During my breaks at the casino, I found myself reading often, having come across different subjects I had learned about from card players—including topics such as welding and frying catfish. Then one day my mom told me that an old publication on our tribe was available for free on Google Books. Remembering stories of elders and songs from culture camp, I became curious and quickly read Albert S. Gatschet’s ethnography on us. I had remembered some of the stories and learned a lot by reading their translations. I did not expect that when I had turned the (electronic) page to Gatschet’s descriptive grammar that I would recognize some of the parts of words in maqlaqsyals but would be baffled by English words. My favorite example: learning that metathesis was not, in fact, a thesis on theses as one might guess—that made little sense in context. I learned metathesis was (by way of a wordy, convoluted article on linguistics) a matter of switching around sounds like when I want to “ask” or “aks” someone a question. When it dawned on me, I asked out loud—to the surprise of my coworkers—“Why don’t they just say that?!”

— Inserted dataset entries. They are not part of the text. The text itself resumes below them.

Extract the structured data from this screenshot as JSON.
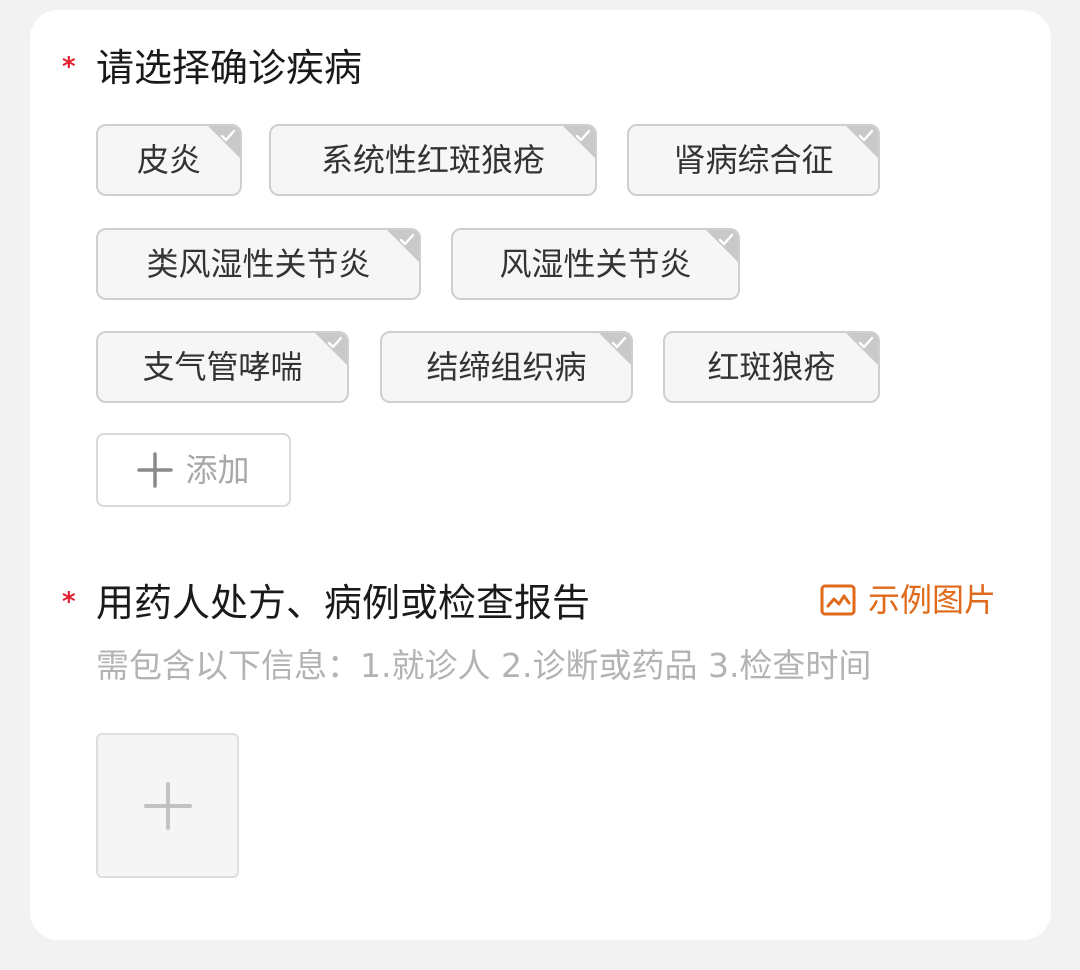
{
  "diagnosis": {
    "required_mark": "*",
    "title": "请选择确诊疾病",
    "tags": [
      {
        "label": "皮炎"
      },
      {
        "label": "系统性红斑狼疮"
      },
      {
        "label": "肾病综合征"
      },
      {
        "label": "类风湿性关节炎"
      },
      {
        "label": "风湿性关节炎"
      },
      {
        "label": "支气管哮喘"
      },
      {
        "label": "结缔组织病"
      },
      {
        "label": "红斑狼疮"
      }
    ],
    "add_label": "添加"
  },
  "prescription": {
    "required_mark": "*",
    "title": "用药人处方、病例或检查报告",
    "example_label": "示例图片",
    "hint": "需包含以下信息：1.就诊人 2.诊断或药品 3.检查时间"
  },
  "colors": {
    "required": "#e0202e",
    "accent": "#e06a1a",
    "tag_border": "#cfcfcf",
    "tag_corner": "#c9c9c9"
  },
  "icons": {
    "tag_check": "check-icon",
    "add": "plus-icon",
    "example": "image-icon",
    "upload": "plus-icon"
  }
}
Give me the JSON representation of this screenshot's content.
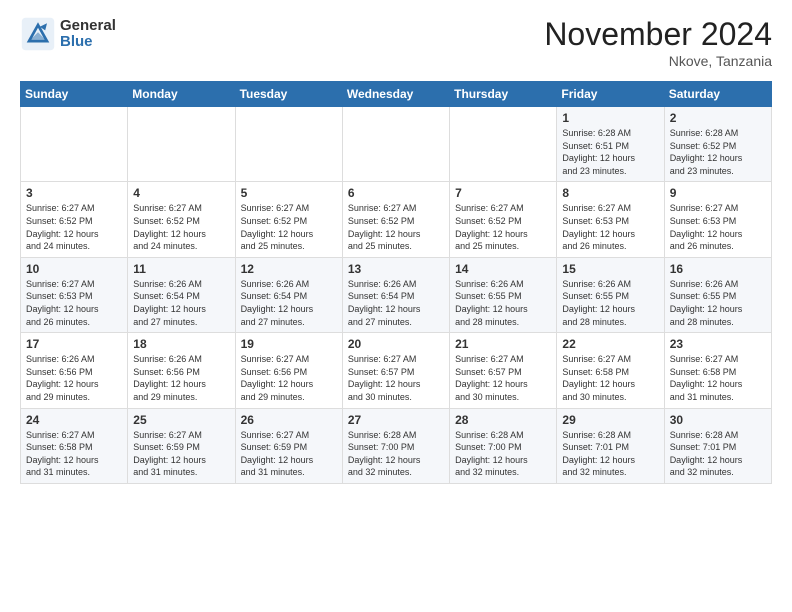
{
  "logo": {
    "general": "General",
    "blue": "Blue"
  },
  "header": {
    "month": "November 2024",
    "location": "Nkove, Tanzania"
  },
  "weekdays": [
    "Sunday",
    "Monday",
    "Tuesday",
    "Wednesday",
    "Thursday",
    "Friday",
    "Saturday"
  ],
  "weeks": [
    [
      {
        "day": "",
        "info": ""
      },
      {
        "day": "",
        "info": ""
      },
      {
        "day": "",
        "info": ""
      },
      {
        "day": "",
        "info": ""
      },
      {
        "day": "",
        "info": ""
      },
      {
        "day": "1",
        "info": "Sunrise: 6:28 AM\nSunset: 6:51 PM\nDaylight: 12 hours\nand 23 minutes."
      },
      {
        "day": "2",
        "info": "Sunrise: 6:28 AM\nSunset: 6:52 PM\nDaylight: 12 hours\nand 23 minutes."
      }
    ],
    [
      {
        "day": "3",
        "info": "Sunrise: 6:27 AM\nSunset: 6:52 PM\nDaylight: 12 hours\nand 24 minutes."
      },
      {
        "day": "4",
        "info": "Sunrise: 6:27 AM\nSunset: 6:52 PM\nDaylight: 12 hours\nand 24 minutes."
      },
      {
        "day": "5",
        "info": "Sunrise: 6:27 AM\nSunset: 6:52 PM\nDaylight: 12 hours\nand 25 minutes."
      },
      {
        "day": "6",
        "info": "Sunrise: 6:27 AM\nSunset: 6:52 PM\nDaylight: 12 hours\nand 25 minutes."
      },
      {
        "day": "7",
        "info": "Sunrise: 6:27 AM\nSunset: 6:52 PM\nDaylight: 12 hours\nand 25 minutes."
      },
      {
        "day": "8",
        "info": "Sunrise: 6:27 AM\nSunset: 6:53 PM\nDaylight: 12 hours\nand 26 minutes."
      },
      {
        "day": "9",
        "info": "Sunrise: 6:27 AM\nSunset: 6:53 PM\nDaylight: 12 hours\nand 26 minutes."
      }
    ],
    [
      {
        "day": "10",
        "info": "Sunrise: 6:27 AM\nSunset: 6:53 PM\nDaylight: 12 hours\nand 26 minutes."
      },
      {
        "day": "11",
        "info": "Sunrise: 6:26 AM\nSunset: 6:54 PM\nDaylight: 12 hours\nand 27 minutes."
      },
      {
        "day": "12",
        "info": "Sunrise: 6:26 AM\nSunset: 6:54 PM\nDaylight: 12 hours\nand 27 minutes."
      },
      {
        "day": "13",
        "info": "Sunrise: 6:26 AM\nSunset: 6:54 PM\nDaylight: 12 hours\nand 27 minutes."
      },
      {
        "day": "14",
        "info": "Sunrise: 6:26 AM\nSunset: 6:55 PM\nDaylight: 12 hours\nand 28 minutes."
      },
      {
        "day": "15",
        "info": "Sunrise: 6:26 AM\nSunset: 6:55 PM\nDaylight: 12 hours\nand 28 minutes."
      },
      {
        "day": "16",
        "info": "Sunrise: 6:26 AM\nSunset: 6:55 PM\nDaylight: 12 hours\nand 28 minutes."
      }
    ],
    [
      {
        "day": "17",
        "info": "Sunrise: 6:26 AM\nSunset: 6:56 PM\nDaylight: 12 hours\nand 29 minutes."
      },
      {
        "day": "18",
        "info": "Sunrise: 6:26 AM\nSunset: 6:56 PM\nDaylight: 12 hours\nand 29 minutes."
      },
      {
        "day": "19",
        "info": "Sunrise: 6:27 AM\nSunset: 6:56 PM\nDaylight: 12 hours\nand 29 minutes."
      },
      {
        "day": "20",
        "info": "Sunrise: 6:27 AM\nSunset: 6:57 PM\nDaylight: 12 hours\nand 30 minutes."
      },
      {
        "day": "21",
        "info": "Sunrise: 6:27 AM\nSunset: 6:57 PM\nDaylight: 12 hours\nand 30 minutes."
      },
      {
        "day": "22",
        "info": "Sunrise: 6:27 AM\nSunset: 6:58 PM\nDaylight: 12 hours\nand 30 minutes."
      },
      {
        "day": "23",
        "info": "Sunrise: 6:27 AM\nSunset: 6:58 PM\nDaylight: 12 hours\nand 31 minutes."
      }
    ],
    [
      {
        "day": "24",
        "info": "Sunrise: 6:27 AM\nSunset: 6:58 PM\nDaylight: 12 hours\nand 31 minutes."
      },
      {
        "day": "25",
        "info": "Sunrise: 6:27 AM\nSunset: 6:59 PM\nDaylight: 12 hours\nand 31 minutes."
      },
      {
        "day": "26",
        "info": "Sunrise: 6:27 AM\nSunset: 6:59 PM\nDaylight: 12 hours\nand 31 minutes."
      },
      {
        "day": "27",
        "info": "Sunrise: 6:28 AM\nSunset: 7:00 PM\nDaylight: 12 hours\nand 32 minutes."
      },
      {
        "day": "28",
        "info": "Sunrise: 6:28 AM\nSunset: 7:00 PM\nDaylight: 12 hours\nand 32 minutes."
      },
      {
        "day": "29",
        "info": "Sunrise: 6:28 AM\nSunset: 7:01 PM\nDaylight: 12 hours\nand 32 minutes."
      },
      {
        "day": "30",
        "info": "Sunrise: 6:28 AM\nSunset: 7:01 PM\nDaylight: 12 hours\nand 32 minutes."
      }
    ]
  ]
}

After a time dealing cards and saving some money, I moved home to Chiloquin to work with my parents on our family home. My parents had planned our home and it was built by my dad, brother and myself with occasional help from friends. While I was at home I would ask the tribal Culture and Heritage Department about language resources because of the time I had spent learning how to read Gatschet’s grammar. Shortly after my return home, a language teacher, Harold Wright, had been contracted and has since been an important mentor. Although neither of us knew linguistics, we spent hours weekly trying to learn how to use the materials in a way that let us start conversations—even printing out entire Wikipedia articles on pronouns and reading dissertation excerpts that neither of us understood. It was very funny when my nieces and nephews came from their grade school and educated the two of us! After a while, I began to be able to teach others how to at least peruse the dictionary as needed and pronounce what was written. I started to look into schooling that would allow me to learn to interact with the books meaningfully and was accepted into the University of Arizona’s Masters in Linguistics—Native American Linguistics and Languages Emphasis. When I told my mentor that I had been accepted, he gave me full support, telling me to “go and bring home what you can.”

Since then I have earned my Masters and completed my third year in my doctoral program studying maqlaqsyals with the intent to work with my community. I feel far from the days of googling the English necessary to understand descriptive grammars. Instead, I am finding myself deep in research using immersion methods to counter popular language learning models of memorization and regurgitation through facilitating immersion workshops in my hometown and tribal community.


As I said before, I never intended to study anthropology or linguistics. I have learned a lot and traveled over a thousand miles to Arizona and to many different communities with the American Indian Language Development Institute where I have learned so much for working with my community. In doing so I have found ways to spend increasing time at home helping to re-normalize maqlaqsyals in my community through youth camps and workshops. I have only been working toward speaking our language with the intent to revitalize for about five years, but I’ve ended up more than double the distance from home to Tucson – going to Anchorage, Alaska for WAYK’s 2018 Summer Intensive. With the short time I’ve been here working with the efforts of the Unangam Tunuu revitalization movement, I’ve learned a lot that will allow me to return home strong for the next couple of years as I start my fieldwork.

Post authored by Joe.

Written by Evan Gardner